### Task objective
Scan the records for "OneDrive" and copy each line that contains it.

### Listed records

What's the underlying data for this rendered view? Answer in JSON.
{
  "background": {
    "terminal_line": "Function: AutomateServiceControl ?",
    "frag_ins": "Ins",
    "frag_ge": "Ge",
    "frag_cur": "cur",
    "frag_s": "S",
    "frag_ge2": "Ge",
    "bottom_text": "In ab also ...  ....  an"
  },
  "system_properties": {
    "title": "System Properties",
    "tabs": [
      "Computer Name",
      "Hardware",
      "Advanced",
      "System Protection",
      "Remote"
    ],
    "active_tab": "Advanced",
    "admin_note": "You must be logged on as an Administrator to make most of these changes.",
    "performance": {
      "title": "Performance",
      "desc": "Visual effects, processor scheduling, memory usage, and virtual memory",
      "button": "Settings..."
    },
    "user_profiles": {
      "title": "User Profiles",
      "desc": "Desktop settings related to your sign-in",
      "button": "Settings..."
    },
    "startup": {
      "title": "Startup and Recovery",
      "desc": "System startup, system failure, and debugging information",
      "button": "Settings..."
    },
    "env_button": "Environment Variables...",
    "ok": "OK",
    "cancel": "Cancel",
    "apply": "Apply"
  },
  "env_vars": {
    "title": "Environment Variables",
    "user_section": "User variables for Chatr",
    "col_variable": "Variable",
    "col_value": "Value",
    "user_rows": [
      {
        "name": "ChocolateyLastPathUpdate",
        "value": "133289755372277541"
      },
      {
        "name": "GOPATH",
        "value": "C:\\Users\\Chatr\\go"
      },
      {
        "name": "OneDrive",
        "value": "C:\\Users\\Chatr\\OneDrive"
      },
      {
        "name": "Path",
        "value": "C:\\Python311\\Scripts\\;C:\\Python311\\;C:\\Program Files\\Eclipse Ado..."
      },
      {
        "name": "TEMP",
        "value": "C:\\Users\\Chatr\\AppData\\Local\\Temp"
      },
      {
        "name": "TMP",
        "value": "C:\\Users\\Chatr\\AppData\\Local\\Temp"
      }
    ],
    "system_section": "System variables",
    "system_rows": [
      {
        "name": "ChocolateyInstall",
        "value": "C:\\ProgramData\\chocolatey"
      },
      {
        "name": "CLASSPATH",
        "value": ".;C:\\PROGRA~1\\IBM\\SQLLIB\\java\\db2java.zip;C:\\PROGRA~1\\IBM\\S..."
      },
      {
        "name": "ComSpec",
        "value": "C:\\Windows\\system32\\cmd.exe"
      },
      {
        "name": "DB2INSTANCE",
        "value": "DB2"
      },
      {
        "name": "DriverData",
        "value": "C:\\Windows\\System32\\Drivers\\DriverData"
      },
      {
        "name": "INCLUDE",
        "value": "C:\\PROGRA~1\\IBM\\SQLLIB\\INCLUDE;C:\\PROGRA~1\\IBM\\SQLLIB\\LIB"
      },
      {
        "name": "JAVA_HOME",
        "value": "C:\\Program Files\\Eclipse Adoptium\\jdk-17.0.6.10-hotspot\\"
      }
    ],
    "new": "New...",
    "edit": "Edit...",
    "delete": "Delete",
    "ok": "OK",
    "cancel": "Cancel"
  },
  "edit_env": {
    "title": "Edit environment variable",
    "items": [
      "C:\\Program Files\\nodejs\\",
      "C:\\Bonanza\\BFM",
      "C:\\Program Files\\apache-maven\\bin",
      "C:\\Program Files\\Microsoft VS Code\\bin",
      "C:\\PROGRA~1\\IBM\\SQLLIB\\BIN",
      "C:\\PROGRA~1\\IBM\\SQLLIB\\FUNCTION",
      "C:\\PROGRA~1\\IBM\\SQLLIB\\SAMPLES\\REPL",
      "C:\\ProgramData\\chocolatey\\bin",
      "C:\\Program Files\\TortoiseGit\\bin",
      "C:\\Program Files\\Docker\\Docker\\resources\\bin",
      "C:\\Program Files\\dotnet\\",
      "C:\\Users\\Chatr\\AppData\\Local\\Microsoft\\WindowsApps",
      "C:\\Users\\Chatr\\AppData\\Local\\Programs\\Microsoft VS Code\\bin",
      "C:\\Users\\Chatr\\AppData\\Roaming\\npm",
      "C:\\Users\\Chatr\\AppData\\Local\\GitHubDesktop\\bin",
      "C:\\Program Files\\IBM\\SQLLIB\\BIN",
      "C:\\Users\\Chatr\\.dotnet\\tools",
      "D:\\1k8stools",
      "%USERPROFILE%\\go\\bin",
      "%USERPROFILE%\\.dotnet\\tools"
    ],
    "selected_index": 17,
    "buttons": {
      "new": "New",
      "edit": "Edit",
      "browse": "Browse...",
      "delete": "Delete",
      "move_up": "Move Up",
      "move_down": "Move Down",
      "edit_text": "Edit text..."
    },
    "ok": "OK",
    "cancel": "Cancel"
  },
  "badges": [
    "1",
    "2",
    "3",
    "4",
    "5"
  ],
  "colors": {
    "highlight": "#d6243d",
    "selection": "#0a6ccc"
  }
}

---

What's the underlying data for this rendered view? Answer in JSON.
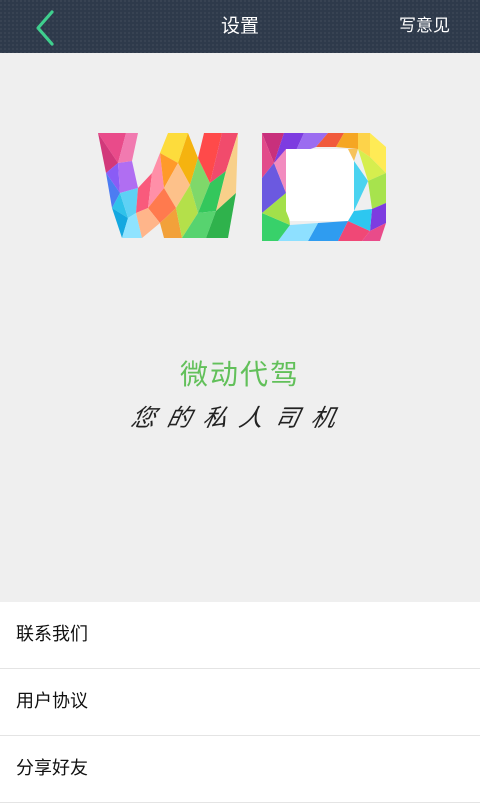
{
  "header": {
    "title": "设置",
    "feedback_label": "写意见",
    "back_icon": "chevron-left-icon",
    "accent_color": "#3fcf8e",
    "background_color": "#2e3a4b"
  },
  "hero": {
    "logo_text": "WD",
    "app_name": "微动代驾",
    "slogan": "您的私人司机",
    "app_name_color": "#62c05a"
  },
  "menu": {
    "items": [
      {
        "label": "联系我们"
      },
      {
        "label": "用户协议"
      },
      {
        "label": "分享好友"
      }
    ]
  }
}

### Reply
        "name": "OneDrive",
        "value": "C:\\Users\\Chatr\\OneDrive"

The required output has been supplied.